In the bull case of course, which is also just as likely, every piece of debt gets reinstated (or unsecured bonds across the cap structure get refinanced by committed bond financing, and the judge does not think the company overly levered), operating results shoot to the moon, equity holders see their stock go to $40 and some acquirer top-ticks it. Pershing looks like a miracle worker and Hovde ends up flat out wrong. Look to Pilgrim's Pride as an example of an acquisition a Chapter 11 company where equity holders kept their interest, but got diluted (current ownership now 36%), where the stock could be really cheap (trading at 4.0x EV) and could surely take off...it definitely can happen.

Remember distressed debt valuation is only one piece of the puzzle - figuring out which plan will get confirmed and what / how much of the pie they are getting is really where the money is made in this business.


Anonymous,  12/31/2009  

what you are missing in your analysis
1. unsecured are ONLY entitled to 100% of claim..Judge will throw away anything beyond that
2. With its nearest and closest peer trading at 6.7% cap rate in capital market, why wouldnt they be able to raise equity closer to that rate (say 6.9%) when all secured debt is extended ? Wouldnt there be arbitrage hedge funds will to buy this stock with the intent to sell this in the market to REIT mutual funds, soon upon relisting ?
wouldn't REIT mutual funds who own Simon want to own more of the under valued stock ?


Anonymous,  12/31/2009  

GGP is not solely dependant on Simon/BAM or the existing unsecured to raise capital. The capital markets for REIT stocks are doing extremely well with 35bil raised in 2009. Simon, trades at implied cap rate of 6.7%.
Considering that GGP would be relisted and eventually have to be part of REIT mutual funds, wouldn't there capital market arbitrage funds interested in a private offering from GGP while it is still to be relisted ? They could buy equity now at say 6.9% cap rate and then offload it months later to a REIT mutual fund at lower cap rate..pl let me know your thoughts ...

G-block 12/31/2009  
This comment has been removed by the author.
G-block 12/31/2009  

Is the debtor considered solvent in the equity sense? Outside of this, a give up between bonds, and pre-petition accrued interest, I dont see why unsecured should be taken out at par + accrued (then again I havent spent anytime on GGP). I have heard of, but never dealt with, situations where the debtor is considered solvent.

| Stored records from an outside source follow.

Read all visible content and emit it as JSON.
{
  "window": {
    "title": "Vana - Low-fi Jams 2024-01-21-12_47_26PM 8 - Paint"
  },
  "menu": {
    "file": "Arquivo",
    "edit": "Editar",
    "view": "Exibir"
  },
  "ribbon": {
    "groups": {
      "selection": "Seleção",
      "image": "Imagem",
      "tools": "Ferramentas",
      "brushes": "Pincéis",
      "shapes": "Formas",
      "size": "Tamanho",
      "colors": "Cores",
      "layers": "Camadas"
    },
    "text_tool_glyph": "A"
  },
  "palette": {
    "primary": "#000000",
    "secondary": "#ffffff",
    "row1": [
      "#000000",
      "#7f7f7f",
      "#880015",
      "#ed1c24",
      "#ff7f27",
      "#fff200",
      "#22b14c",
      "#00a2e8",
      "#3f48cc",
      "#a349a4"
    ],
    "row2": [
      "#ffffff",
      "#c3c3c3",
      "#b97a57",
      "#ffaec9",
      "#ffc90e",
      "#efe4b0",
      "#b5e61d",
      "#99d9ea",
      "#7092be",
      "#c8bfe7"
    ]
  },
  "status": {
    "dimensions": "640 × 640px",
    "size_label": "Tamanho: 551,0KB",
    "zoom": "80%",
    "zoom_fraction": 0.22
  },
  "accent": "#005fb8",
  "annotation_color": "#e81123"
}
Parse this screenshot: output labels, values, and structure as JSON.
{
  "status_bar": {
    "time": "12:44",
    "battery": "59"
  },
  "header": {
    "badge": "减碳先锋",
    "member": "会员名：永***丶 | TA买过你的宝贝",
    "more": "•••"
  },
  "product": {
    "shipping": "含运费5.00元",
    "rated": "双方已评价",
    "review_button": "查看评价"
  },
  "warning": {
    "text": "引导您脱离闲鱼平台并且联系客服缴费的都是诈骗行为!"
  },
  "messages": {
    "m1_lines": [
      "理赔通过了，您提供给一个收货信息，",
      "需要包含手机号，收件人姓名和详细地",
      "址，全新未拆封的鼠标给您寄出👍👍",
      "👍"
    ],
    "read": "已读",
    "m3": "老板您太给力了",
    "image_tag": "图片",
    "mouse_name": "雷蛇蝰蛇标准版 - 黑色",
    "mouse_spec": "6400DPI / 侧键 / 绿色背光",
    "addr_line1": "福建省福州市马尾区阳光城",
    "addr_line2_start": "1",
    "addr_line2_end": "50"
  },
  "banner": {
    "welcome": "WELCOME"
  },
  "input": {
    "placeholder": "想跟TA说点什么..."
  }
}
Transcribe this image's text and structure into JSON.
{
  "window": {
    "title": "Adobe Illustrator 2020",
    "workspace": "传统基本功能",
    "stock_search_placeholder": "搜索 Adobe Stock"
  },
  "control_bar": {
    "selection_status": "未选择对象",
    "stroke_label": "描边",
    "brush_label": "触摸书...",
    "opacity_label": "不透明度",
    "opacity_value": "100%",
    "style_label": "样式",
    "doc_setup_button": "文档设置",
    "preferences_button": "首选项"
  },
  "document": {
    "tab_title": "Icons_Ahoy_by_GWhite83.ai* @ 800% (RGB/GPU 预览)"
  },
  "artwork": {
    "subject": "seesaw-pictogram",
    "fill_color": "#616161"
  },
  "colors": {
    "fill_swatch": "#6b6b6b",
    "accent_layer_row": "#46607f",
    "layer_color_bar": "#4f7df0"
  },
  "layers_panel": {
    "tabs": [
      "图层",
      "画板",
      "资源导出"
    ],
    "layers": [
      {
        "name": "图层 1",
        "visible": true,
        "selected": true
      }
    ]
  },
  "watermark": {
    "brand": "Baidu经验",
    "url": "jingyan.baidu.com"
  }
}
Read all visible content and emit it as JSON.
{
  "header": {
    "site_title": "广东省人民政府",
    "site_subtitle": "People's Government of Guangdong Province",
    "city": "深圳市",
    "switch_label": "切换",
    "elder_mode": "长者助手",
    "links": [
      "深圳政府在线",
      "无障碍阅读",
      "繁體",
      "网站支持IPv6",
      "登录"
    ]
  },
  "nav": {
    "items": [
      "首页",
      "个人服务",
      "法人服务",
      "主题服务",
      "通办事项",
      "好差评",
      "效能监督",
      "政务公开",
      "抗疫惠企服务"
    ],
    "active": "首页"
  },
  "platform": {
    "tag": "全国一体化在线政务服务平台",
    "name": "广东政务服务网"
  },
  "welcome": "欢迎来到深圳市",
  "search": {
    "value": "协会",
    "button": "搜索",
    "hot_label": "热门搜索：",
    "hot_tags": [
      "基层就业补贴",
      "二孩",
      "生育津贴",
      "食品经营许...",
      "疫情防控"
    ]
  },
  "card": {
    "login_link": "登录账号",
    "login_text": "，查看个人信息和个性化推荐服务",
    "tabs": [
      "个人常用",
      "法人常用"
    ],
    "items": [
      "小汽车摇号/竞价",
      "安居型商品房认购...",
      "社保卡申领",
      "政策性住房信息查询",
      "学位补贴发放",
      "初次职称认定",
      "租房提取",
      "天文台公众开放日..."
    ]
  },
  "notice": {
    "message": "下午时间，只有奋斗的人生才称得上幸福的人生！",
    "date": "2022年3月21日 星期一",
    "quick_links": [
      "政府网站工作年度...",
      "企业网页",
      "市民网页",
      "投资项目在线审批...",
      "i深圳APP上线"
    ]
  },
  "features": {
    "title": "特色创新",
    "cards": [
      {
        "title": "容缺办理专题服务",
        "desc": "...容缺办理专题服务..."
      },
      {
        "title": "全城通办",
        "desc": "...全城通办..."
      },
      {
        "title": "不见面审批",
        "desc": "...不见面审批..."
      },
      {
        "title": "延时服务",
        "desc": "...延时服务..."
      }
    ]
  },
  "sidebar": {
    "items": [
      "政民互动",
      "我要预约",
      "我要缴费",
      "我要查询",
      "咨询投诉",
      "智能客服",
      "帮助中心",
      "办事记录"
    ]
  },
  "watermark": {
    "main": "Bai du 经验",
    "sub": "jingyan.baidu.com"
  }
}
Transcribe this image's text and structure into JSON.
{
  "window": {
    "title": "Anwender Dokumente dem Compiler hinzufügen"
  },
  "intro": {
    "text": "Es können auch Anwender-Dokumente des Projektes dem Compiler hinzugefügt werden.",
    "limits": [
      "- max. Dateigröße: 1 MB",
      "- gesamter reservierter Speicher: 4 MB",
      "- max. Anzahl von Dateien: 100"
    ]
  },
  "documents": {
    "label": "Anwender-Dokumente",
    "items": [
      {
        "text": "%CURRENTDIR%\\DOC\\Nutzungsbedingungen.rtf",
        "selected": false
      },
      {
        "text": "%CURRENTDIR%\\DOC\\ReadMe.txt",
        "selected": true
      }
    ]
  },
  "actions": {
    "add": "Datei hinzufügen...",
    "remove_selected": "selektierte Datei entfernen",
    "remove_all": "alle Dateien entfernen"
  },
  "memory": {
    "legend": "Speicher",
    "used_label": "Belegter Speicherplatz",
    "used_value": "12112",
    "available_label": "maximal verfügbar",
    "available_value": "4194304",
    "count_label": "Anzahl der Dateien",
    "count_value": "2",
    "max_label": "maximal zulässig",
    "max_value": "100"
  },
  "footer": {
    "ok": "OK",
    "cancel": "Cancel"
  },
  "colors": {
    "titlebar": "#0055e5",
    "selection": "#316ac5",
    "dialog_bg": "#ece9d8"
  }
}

Also, interesting you noted that "Once exclusivity is done, they could propose their own plan.."

Given your experience in distressed, how 'common' has it been (post 2005) to terminate exclusivity periods? (went through your post on Sixf)

liquidator 12/31/2009  

>>1. unsecured are ONLY entitled to 100% of claim..Judge will throw away anything beyond that

no. see "note: postpetition interest on unsecured claims in the case of a solvent debtor in the usc law review"

>>Is the debtor considered solvent in the equity sense? Outside of this, a give up between bonds, and pre-petition accrued interest, I dont see why unsecured should be taken out at par + accrued (then again I havent spent anytime on GGP). I have heard of, but never dealt with, situations where the debtor is considered solvent.

see the fremont general case - kccllc.net/fremont general

>>Given your experience in distressed, how 'common' has it been (post 2005) to terminate exclusivity periods? (went through your post on Sixf)

see the fremont general case


hunter [at] distressed-debt-investing [dot] com

About Me

I have spent the majority of my career as a value investor. For the past 8 years, I have worked on the buy side as a distressed debt and high yield investor.